If so, Seligman suggests a cognitive ABCDE solution:
How to Change Pessimistic Thinking Styles
|A||Adversity||When we encounter adversity, we react by thinking about it.|
|B||Beliefs||Our thoughts rapidly congeal into beliefs.|
|C||Consequences||These beliefs ... have consequences|
|D||Disputation||We find evidence against the negative beliefs, alternatives to our negative reasoning, and limit the implication of the beliefs. Seligman writes that "Much of the skill of dealing with setbacks ... consists of learning how to dispute your own first thoughts in reaction to a setback."|
|E||Energisation||We feel energised after we've disputed our false, negative beliefs.|
Is optimism always good?[edit | edit source]
There are well established positive relationships between optimism and important life outcomes such as physical health (e.g., longevity) and psychological well-being.
But is optimism always good? For example:
- Narcissism - Believing that one is all-powerful and influential can contribute to inflated self-importance (i.e., narcissism)
- Risk-taking - Believing that one can control good outcomes (when you actually can't) can be problematic (e.g., gambling)
Despite these potential problems, the advantages of optimism are overwhelming. So much so, that the psychologically healthiest people tend to have "positive illusions", that is, unrealistically positive views, whereas "realists" are more prone to depression.

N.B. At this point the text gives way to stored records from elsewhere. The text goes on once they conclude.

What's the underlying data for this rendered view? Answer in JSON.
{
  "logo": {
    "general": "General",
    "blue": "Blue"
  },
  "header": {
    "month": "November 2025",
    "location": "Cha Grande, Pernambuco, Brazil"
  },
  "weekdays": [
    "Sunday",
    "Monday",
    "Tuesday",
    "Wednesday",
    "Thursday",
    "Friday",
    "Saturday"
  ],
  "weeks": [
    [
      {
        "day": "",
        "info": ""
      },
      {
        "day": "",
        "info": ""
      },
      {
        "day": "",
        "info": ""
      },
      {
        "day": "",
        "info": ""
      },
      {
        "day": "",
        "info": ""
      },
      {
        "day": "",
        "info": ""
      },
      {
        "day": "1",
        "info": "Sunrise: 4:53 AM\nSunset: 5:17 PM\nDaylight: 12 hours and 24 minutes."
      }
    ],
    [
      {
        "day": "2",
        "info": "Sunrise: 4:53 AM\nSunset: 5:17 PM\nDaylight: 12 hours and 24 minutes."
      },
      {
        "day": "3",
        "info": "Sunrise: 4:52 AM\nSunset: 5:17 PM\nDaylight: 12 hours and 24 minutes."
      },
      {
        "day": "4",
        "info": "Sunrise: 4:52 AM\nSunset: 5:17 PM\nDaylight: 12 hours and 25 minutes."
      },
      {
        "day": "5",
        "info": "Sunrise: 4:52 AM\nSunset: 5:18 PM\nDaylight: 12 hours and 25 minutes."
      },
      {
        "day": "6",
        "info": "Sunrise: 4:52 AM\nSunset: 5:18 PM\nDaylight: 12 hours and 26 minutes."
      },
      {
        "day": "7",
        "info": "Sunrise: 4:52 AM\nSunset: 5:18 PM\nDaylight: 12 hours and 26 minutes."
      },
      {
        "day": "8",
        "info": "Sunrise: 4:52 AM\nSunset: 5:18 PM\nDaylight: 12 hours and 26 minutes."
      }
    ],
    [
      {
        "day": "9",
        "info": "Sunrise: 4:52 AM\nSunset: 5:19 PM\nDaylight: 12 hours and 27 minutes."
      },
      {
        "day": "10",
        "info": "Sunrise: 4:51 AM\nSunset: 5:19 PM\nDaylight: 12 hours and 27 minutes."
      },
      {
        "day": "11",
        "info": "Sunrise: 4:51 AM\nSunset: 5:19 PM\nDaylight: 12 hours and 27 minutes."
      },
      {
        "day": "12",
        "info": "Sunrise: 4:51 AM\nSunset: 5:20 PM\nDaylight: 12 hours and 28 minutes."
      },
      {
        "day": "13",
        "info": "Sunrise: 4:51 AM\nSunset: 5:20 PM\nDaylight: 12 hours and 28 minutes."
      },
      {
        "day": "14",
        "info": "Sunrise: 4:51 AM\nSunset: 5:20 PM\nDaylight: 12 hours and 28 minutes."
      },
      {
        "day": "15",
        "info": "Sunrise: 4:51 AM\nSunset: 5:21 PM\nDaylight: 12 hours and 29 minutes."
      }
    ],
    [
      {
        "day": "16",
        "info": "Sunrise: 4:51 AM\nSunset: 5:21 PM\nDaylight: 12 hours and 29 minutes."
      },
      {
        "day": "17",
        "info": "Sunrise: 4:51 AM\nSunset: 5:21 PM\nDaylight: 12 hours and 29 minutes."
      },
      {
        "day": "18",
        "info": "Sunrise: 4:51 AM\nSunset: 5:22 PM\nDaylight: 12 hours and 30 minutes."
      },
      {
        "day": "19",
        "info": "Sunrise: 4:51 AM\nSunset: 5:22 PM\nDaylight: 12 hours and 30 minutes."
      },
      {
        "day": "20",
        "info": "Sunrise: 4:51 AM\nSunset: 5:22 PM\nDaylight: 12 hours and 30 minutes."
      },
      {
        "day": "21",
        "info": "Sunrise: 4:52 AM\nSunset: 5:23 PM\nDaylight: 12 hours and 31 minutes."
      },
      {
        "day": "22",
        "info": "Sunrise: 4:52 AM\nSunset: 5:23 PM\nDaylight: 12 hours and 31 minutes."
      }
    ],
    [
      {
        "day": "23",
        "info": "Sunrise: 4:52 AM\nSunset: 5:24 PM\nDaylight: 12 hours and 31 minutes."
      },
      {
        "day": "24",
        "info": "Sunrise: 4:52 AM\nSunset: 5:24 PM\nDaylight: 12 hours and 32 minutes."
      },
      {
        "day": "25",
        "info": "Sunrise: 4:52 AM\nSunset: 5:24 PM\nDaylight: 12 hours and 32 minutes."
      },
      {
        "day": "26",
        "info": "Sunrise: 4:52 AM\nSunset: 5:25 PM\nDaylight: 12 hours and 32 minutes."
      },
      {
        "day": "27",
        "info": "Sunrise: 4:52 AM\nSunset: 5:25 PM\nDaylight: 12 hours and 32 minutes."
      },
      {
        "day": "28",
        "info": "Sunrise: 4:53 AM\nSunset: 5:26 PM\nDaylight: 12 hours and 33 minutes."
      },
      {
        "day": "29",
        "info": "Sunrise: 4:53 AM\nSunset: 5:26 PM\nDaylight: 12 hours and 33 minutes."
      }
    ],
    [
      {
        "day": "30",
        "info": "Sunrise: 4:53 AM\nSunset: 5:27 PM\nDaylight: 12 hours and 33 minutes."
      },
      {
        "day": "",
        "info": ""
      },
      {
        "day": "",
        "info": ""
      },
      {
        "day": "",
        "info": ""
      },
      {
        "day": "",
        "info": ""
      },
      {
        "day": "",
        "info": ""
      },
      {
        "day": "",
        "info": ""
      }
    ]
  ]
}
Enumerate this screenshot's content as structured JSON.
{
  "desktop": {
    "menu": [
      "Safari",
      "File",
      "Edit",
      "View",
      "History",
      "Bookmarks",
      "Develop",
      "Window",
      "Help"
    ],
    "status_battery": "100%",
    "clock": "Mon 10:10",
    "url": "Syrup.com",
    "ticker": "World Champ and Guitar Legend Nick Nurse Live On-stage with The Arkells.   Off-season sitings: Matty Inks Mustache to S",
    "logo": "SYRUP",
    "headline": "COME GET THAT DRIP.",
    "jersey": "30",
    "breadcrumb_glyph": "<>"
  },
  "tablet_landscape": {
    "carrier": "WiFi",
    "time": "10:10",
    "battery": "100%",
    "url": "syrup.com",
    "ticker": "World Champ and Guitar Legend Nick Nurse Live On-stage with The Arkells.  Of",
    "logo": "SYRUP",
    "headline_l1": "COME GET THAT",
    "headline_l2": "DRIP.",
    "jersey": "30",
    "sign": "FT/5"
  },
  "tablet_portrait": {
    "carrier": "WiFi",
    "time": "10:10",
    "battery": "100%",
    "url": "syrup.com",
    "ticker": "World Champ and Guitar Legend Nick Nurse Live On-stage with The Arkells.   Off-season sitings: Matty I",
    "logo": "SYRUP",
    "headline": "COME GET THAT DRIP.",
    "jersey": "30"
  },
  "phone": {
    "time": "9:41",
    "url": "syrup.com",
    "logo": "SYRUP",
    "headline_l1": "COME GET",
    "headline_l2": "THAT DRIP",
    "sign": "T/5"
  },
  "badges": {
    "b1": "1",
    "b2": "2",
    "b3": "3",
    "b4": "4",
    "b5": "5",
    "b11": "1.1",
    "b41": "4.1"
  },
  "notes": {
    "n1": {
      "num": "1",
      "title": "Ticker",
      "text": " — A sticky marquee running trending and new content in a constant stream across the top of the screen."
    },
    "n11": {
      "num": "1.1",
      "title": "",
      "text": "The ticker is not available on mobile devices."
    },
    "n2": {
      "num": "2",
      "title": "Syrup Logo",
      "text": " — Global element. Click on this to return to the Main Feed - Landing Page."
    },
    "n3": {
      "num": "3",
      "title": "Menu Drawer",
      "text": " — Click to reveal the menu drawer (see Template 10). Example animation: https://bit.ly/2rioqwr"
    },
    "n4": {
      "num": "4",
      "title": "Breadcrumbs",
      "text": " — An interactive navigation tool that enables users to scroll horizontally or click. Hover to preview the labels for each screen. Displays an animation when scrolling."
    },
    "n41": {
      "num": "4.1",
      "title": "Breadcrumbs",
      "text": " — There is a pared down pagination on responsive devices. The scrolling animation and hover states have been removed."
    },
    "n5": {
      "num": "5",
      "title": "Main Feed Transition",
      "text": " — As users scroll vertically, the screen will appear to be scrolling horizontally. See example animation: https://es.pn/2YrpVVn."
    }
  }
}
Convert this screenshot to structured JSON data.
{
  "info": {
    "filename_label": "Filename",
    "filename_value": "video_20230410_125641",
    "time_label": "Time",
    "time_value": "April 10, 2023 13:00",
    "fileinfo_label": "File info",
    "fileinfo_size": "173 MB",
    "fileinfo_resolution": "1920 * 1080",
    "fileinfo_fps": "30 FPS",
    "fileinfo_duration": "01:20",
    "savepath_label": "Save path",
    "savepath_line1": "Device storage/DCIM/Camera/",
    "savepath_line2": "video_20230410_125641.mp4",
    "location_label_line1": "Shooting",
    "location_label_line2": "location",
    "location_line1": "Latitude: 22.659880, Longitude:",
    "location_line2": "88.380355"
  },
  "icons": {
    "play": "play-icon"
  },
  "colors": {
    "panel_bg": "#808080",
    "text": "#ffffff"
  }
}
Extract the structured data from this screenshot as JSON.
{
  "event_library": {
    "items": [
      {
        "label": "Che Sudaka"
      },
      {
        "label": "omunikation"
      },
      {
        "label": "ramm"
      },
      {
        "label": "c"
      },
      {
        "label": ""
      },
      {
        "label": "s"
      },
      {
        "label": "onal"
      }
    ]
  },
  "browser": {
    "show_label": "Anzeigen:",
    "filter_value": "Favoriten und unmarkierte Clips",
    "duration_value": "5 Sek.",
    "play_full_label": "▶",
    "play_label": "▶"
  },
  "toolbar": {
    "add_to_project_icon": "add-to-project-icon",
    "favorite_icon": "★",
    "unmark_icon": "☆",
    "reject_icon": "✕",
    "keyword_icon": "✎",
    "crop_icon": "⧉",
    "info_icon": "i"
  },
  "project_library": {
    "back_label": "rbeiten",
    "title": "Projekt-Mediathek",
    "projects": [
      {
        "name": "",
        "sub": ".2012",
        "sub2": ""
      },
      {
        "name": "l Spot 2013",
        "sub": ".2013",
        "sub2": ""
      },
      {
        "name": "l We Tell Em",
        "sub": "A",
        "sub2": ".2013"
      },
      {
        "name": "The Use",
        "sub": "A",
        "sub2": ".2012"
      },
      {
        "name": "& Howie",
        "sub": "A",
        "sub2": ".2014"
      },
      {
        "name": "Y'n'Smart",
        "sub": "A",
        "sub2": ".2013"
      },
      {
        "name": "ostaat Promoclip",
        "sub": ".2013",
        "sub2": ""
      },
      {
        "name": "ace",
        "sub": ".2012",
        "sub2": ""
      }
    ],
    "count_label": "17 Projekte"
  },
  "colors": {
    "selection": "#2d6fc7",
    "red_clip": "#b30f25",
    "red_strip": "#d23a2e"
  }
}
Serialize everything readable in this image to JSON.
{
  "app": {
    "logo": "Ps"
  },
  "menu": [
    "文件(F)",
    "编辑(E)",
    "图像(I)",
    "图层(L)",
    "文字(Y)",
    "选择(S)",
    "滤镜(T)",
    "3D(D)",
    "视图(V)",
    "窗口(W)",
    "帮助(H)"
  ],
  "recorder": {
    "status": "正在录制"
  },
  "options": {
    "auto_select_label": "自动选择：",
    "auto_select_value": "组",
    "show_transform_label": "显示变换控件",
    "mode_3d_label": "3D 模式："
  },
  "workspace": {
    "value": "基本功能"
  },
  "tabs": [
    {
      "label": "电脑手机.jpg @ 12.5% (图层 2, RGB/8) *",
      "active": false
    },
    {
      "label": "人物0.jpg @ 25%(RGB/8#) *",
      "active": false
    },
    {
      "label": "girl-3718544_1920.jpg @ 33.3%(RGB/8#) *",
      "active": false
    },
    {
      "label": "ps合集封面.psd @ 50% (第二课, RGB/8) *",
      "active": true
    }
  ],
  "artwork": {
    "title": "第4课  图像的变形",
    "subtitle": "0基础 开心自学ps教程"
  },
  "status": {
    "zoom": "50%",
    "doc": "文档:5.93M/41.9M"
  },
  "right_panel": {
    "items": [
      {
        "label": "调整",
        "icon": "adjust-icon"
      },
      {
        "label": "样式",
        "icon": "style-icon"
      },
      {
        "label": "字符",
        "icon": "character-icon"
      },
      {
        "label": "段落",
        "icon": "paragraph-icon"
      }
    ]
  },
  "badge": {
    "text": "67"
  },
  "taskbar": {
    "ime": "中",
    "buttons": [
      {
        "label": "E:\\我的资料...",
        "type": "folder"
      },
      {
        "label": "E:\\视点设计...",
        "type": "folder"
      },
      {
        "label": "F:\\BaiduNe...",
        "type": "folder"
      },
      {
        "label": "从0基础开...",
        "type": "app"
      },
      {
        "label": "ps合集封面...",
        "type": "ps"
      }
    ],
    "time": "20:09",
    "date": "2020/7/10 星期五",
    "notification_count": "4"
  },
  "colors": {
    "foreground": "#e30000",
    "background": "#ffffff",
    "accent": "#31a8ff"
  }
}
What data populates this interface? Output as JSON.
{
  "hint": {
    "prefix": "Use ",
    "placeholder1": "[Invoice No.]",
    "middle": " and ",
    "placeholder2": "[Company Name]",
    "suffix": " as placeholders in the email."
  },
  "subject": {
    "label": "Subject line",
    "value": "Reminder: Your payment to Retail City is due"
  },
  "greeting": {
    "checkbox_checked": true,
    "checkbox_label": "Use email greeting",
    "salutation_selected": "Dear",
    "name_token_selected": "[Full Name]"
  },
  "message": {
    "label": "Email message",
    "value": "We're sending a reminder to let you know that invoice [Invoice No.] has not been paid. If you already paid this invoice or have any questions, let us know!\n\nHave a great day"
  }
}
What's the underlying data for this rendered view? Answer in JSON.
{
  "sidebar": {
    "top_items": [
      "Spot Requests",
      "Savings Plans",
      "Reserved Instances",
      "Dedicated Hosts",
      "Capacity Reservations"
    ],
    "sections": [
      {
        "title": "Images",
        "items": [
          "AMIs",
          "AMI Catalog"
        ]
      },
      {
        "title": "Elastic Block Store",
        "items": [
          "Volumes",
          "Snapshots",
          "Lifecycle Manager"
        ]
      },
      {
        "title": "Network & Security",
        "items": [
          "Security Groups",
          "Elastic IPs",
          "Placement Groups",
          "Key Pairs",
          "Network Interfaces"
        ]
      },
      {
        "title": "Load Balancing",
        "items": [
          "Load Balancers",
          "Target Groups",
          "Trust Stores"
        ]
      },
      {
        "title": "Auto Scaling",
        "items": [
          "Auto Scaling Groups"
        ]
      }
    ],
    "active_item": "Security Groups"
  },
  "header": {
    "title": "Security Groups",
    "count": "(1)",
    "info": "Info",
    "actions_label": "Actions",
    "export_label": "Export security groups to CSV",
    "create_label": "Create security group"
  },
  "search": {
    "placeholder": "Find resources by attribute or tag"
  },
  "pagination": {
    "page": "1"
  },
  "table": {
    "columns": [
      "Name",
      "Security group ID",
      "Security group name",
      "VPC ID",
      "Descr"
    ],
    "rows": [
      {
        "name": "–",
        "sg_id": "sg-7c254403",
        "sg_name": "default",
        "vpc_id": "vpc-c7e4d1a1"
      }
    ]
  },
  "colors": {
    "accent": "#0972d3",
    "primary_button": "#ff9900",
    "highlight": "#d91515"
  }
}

References[edit | edit source]
Seligman, M. E. P. (2006). Learned optimism: How to change your mind and your life. Vintage Books.
Seligman, M. E. (2018). The hope circuit: A psychologist's journey from helplessness to optimism. Penguin Random House Australia.
Recording[edit | edit source]
- Tutorial 06 recording, 2021
See also[edit | edit source]
- Additional tutorial material
- Book chapters
- Lectures and tutorials
- Functionalist theory and self-tracking (Previous tutorial)
- Core emotions (Next tutorial)
- Mindsets, control, and the self (Lecture)
[edit | edit source]
- Avoiding learned helplessness and changing your explanatory style (Mackay & Mackay, 2010, artofmanliness.com, Building your resiliency: Part II)
- Learned optimism: Is Martin Seligman’s glass half full? (positivepsychology.com)